EVENT – On August 5, 2016, two years to the day after thousands of Christians fled Qaraqosh and the Niniveh plain, three young priests from the Syriac Catholic diocese of Mosul were ordained as priests in Ankawa, Erbil’s Christian quarter. The Brotherhood with Iraq reports on this celebration full of hope.
As early as 8.30am on this Friday morning, the Mart Schmoni church is already packed. Families, friends and the regular congregation are all gathered for the ordination of three young Syriac Catholic priests. It is the first time that the Mart Schmoni church, built by Oeuvre d’Orient and inaugurated in April in Ankawa, the Christian quarter, hosts such an event.
Among the four seminarians ordained as deacons in March, only three will be ordained on this day: Rony, Arteen (who, on this occasion, chose the name Petrus as allowed by custom), and Emad. The fourth seminarian was assigned, at his request, to the Bagdad diocese.
Rony is 27 years old and comes from Qaraqosh, where he grew up in a Christian family. God called him when he was a child, prayer being at the heart of their family life. “Our ordination, with my two brother priests, will give strength to people because they will see young people who have left everything but who bring a great peace. Our Church is alive! We are driven by a power that has nothing to do with a man’s power”, he explains.
The atmosphere is joyful and the women’s youyous can be heard as soon as the seminarians enter the church. Some of these women wear Qaraqosh’s traditional outfit, bringing bright colors to the crowd. Their joy is infectious. “God bless you”, whispers one of them to our Brotherhood with Iraq team invited for the occasion. Despite the community’s hardship during these past two years in exile, there is hope and joy in the air, and it shows in the carefully prepared ceremony. The choir, in particular, accompanied the crowd’s fervor with songs for several voices answering to one another.
Two rows of deacons and assistant deacons, as well as a large number of priests, are gathered around the three future priests. Mgr Gregoire Saliba, Syriac Orthodox bishop emeritus, is here too. The Mass is celebrated by Mgr Petros Mouche, archbishop of Mosul in exile in Erbil, whose superb vestments add to the solemnity of the event.
In the Syriac Catholic church, ordinations take place between the Consecration and the Communion, at the beginning of Mass. It is the main difference with the Latin Rite. Indeed, they wait for the Holy Spirit to come upon the Host (transubstantiation comes through the Holy Spirit in the Syriac Rite). A song during which deacons and priests answer to one another is the invocation to the Holy Spirit. Thus, all gifts of the Holy Spirit are called upon.
After the consecration, the three young men kneel in front of the altar. As the choir launches into a song, the bishop moves toward the first future priest, singing too, and hides him under his chasuble while saying the prayer. It means that the Church gives life, to each individual personally.
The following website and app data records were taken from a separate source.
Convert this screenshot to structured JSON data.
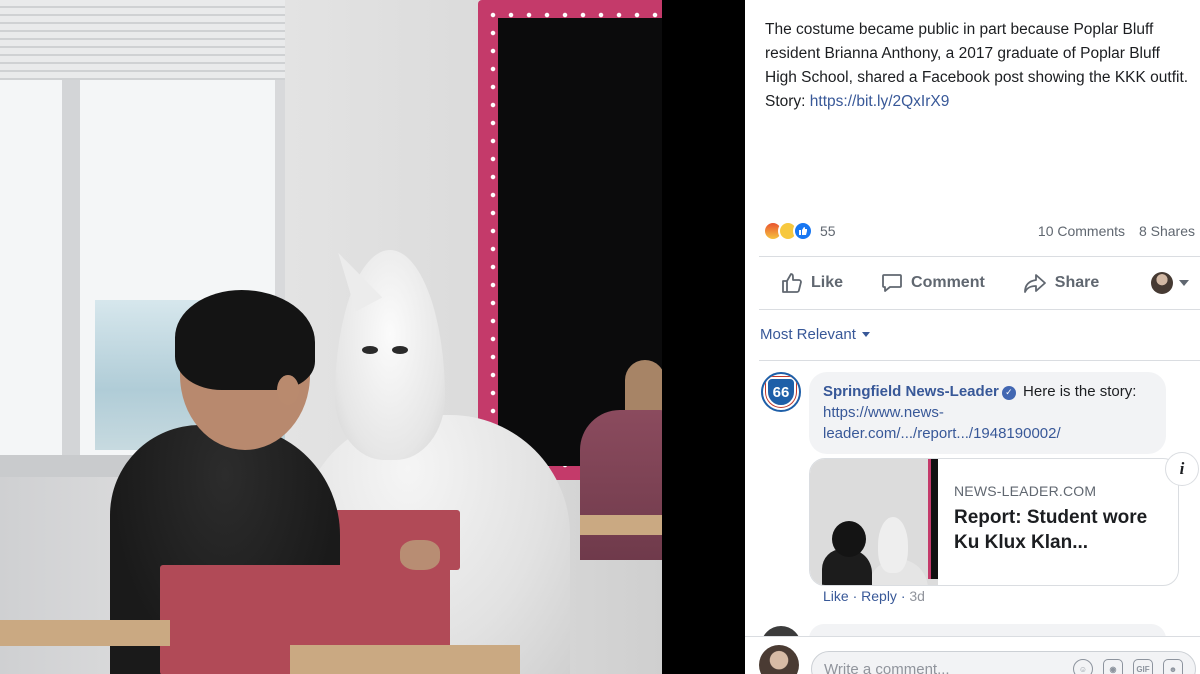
{
  "post": {
    "caption_text": "The costume became public in part because Poplar Bluff resident Brianna Anthony, a 2017 graduate of Poplar Bluff High School, shared a Facebook post showing the KKK outfit. Story: ",
    "caption_link": "https://bit.ly/2QxIrX9"
  },
  "reactions": {
    "count": "55",
    "comments": "10 Comments",
    "shares": "8 Shares",
    "icons": [
      "angry-icon",
      "wow-icon",
      "like-icon"
    ]
  },
  "actions": {
    "like": "Like",
    "comment": "Comment",
    "share": "Share"
  },
  "filter": {
    "label": "Most Relevant"
  },
  "comment": {
    "author": "Springfield News-Leader",
    "text": "Here is the story:",
    "link": "https://www.news-leader.com/.../report.../1948190002/",
    "avatar_text": "66",
    "card": {
      "domain": "NEWS-LEADER.COM",
      "title": "Report: Student wore Ku Klux Klan..."
    },
    "meta": {
      "like": "Like",
      "reply": "Reply",
      "time": "3d"
    }
  },
  "composer": {
    "placeholder": "Write a comment..."
  },
  "colors": {
    "link": "#385898",
    "text": "#1c1e21",
    "muted": "#606770",
    "like_blue": "#1877f2"
  }
}
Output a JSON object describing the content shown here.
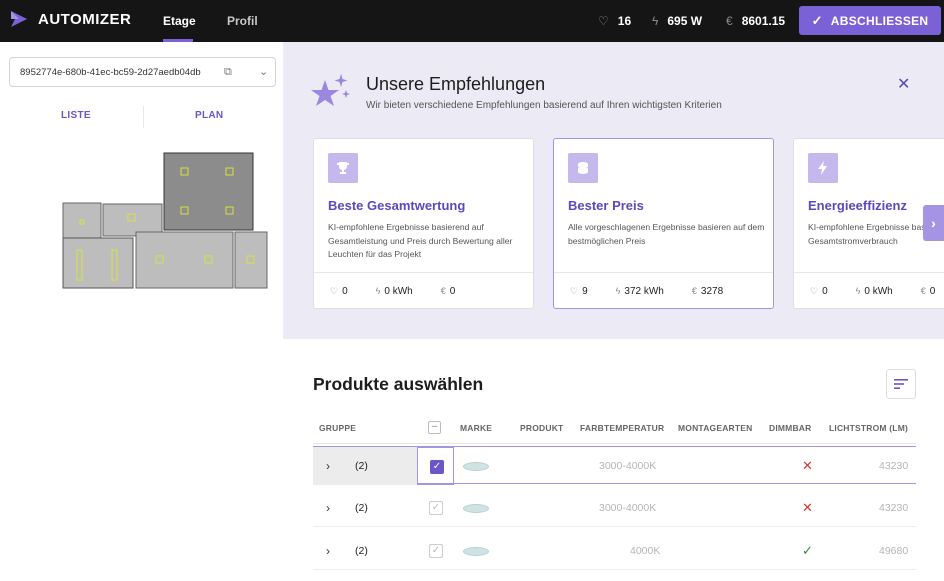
{
  "app": {
    "name": "AUTOMIZER"
  },
  "nav": {
    "tabs": [
      {
        "label": "Etage"
      },
      {
        "label": "Profil"
      }
    ]
  },
  "stats": {
    "lights": "16",
    "power": "695 W",
    "price": "8601.15"
  },
  "actions": {
    "finish_label": "ABSCHLIESSEN"
  },
  "floor": {
    "id": "8952774e-680b-41ec-bc59-2d27aedb04db",
    "views": [
      {
        "label": "LISTE"
      },
      {
        "label": "PLAN"
      }
    ]
  },
  "recommendations": {
    "title": "Unsere Empfehlungen",
    "subtitle": "Wir bieten verschiedene Empfehlungen basierend auf Ihren wichtigsten Kriterien",
    "cards": [
      {
        "title": "Beste Gesamtwertung",
        "icon": "trophy-icon",
        "description": "KI-empfohlene Ergebnisse basierend auf Gesamtleistung und Preis durch Bewertung aller Leuchten für das Projekt",
        "count": "0",
        "energy": "0 kWh",
        "price": "0"
      },
      {
        "title": "Bester Preis",
        "icon": "coins-icon",
        "description": "Alle vorgeschlagenen Ergebnisse basieren auf dem bestmöglichen Preis",
        "count": "9",
        "energy": "372 kWh",
        "price": "3278"
      },
      {
        "title": "Energieeffizienz",
        "icon": "lightning-icon",
        "description": "KI-empfohlene Ergebnisse basierend auf dem Gesamtstromverbrauch",
        "count": "0",
        "energy": "0 kWh",
        "price": "0"
      }
    ]
  },
  "products": {
    "title": "Produkte auswählen",
    "columns": {
      "gruppe": "GRUPPE",
      "marke": "MARKE",
      "produkt": "PRODUKT",
      "farbtemperatur": "FARBTEMPERATUR",
      "montagearten": "MONTAGEARTEN",
      "dimmbar": "DIMMBAR",
      "lichtstrom": "LICHTSTROM (LM)"
    },
    "rows": [
      {
        "count": "(2)",
        "farbtemperatur": "3000-4000K",
        "dimmbar": "✕",
        "lichtstrom": "43230",
        "selected": true
      },
      {
        "count": "(2)",
        "farbtemperatur": "3000-4000K",
        "dimmbar": "✕",
        "lichtstrom": "43230",
        "selected": false
      },
      {
        "count": "(2)",
        "farbtemperatur": "4000K",
        "dimmbar": "✓",
        "lichtstrom": "49680",
        "selected": false
      }
    ]
  },
  "colors": {
    "accent": "#7b61d6",
    "no": "#d9362e",
    "yes": "#2e8b3a"
  }
}
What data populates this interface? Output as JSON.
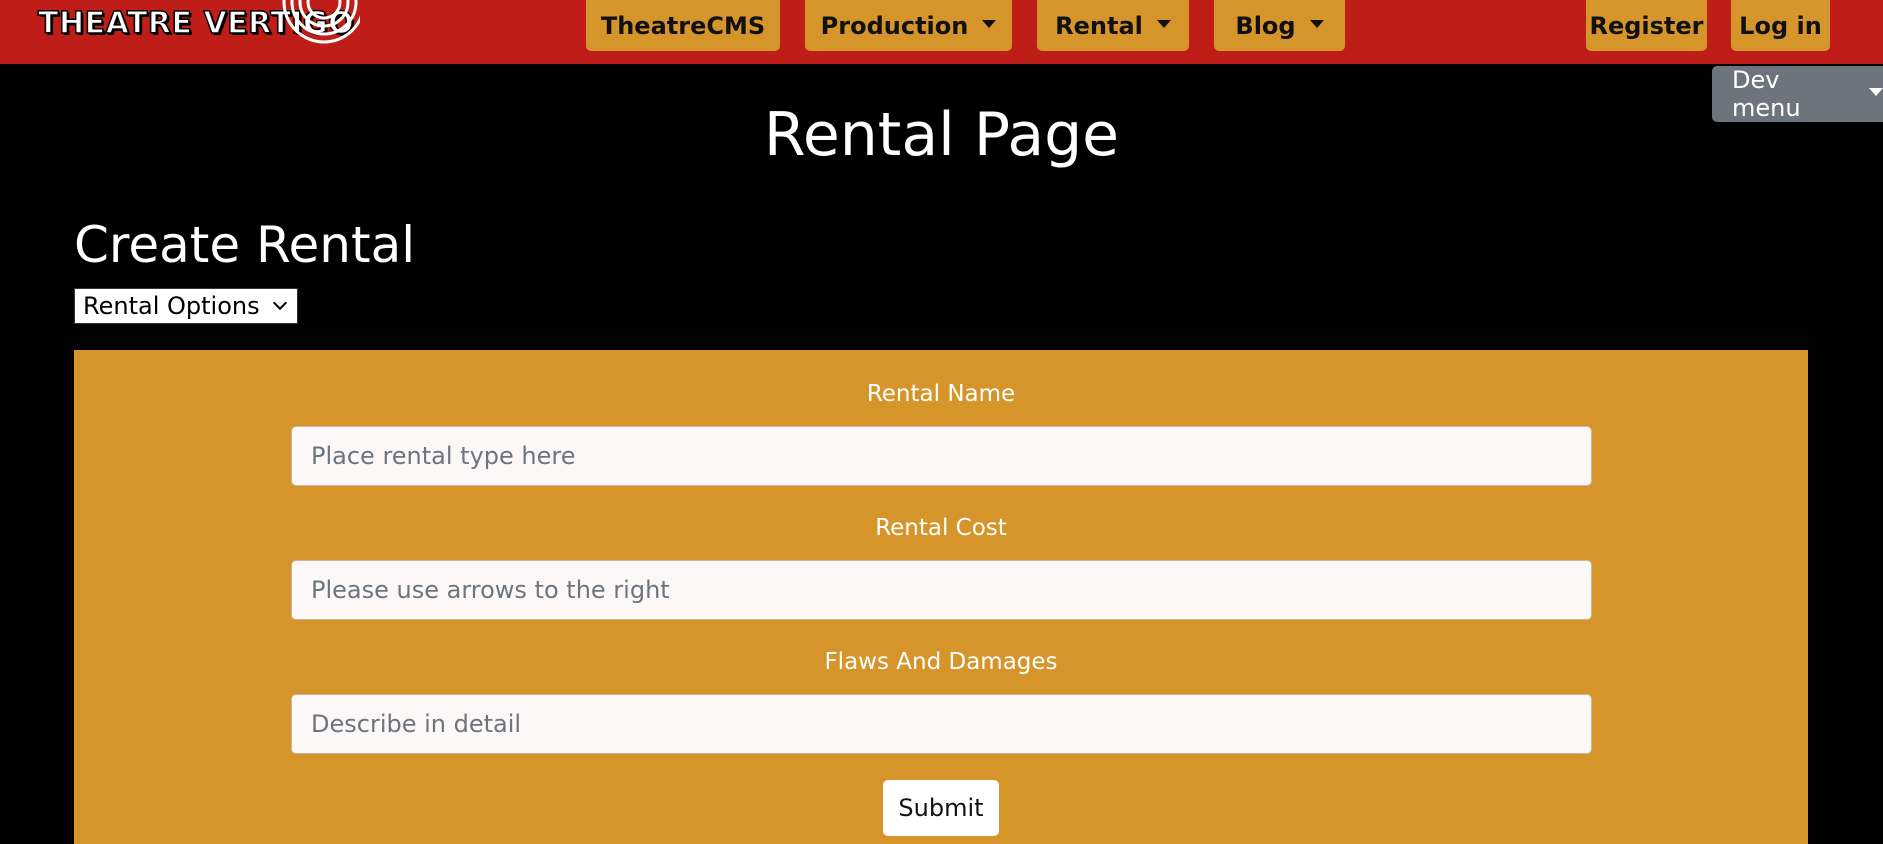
{
  "brand": {
    "name": "THEATRE VERTIGO"
  },
  "nav": {
    "theatrecms": "TheatreCMS",
    "production": "Production",
    "rental": "Rental",
    "blog": "Blog",
    "register": "Register",
    "login": "Log in"
  },
  "dev_menu": {
    "label": "Dev menu"
  },
  "page": {
    "title": "Rental Page",
    "section_title": "Create Rental",
    "rental_options_selected": "Rental Options"
  },
  "form": {
    "rental_name_label": "Rental Name",
    "rental_name_placeholder": "Place rental type here",
    "rental_cost_label": "Rental Cost",
    "rental_cost_placeholder": "Please use arrows to the right",
    "flaws_label": "Flaws And Damages",
    "flaws_placeholder": "Describe in detail",
    "submit_label": "Submit"
  },
  "colors": {
    "navbar": "#be1e17",
    "accent": "#d5952a",
    "dev_menu": "#6c757d",
    "background": "#000000"
  }
}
Contrary to the Latin Rite, anointing isn’t used: it is received during baptism, only once in an individual’s life. The bishop’s laying-on of hands is enough for the ordination.
Then the new priests receive the garments they will need as well as one chalice, before blessing the incense and incensing their bishop and the whole congregation.
At the end of Mass, they are given a triumphant welcome by their families and friends, to thunderous applause, youyous and a shower of candy. The entire congregation rushed to hug and congratulate the three new priests, whose exhausted faces where nonetheless intensely happy. For one morning, exile was forgotten and all hardship overcome. Tangible grace and hope brought Christians to the days they were home.
The priests of the displaced community are spread in three areas of Kurdistan. Rony, like his two other brother priests, will be assigned to all parishes connected to Mart Shmoni. They belong to Ankawa’s priest community, and will be available for all kinds of missions and services in the community.
“These ordinations are for me the sign of a living Church, who continues to give hope, says Mgr Petros Mouche, delighted, who had to flee Qaraqosh with his entire congregation two years ago because of ISIS. We have had two new seminarians last years, and one the year before. It is a bit less than before because life is hard… But despite the hardship we are going through, our diocese is rich in priestly vocations.”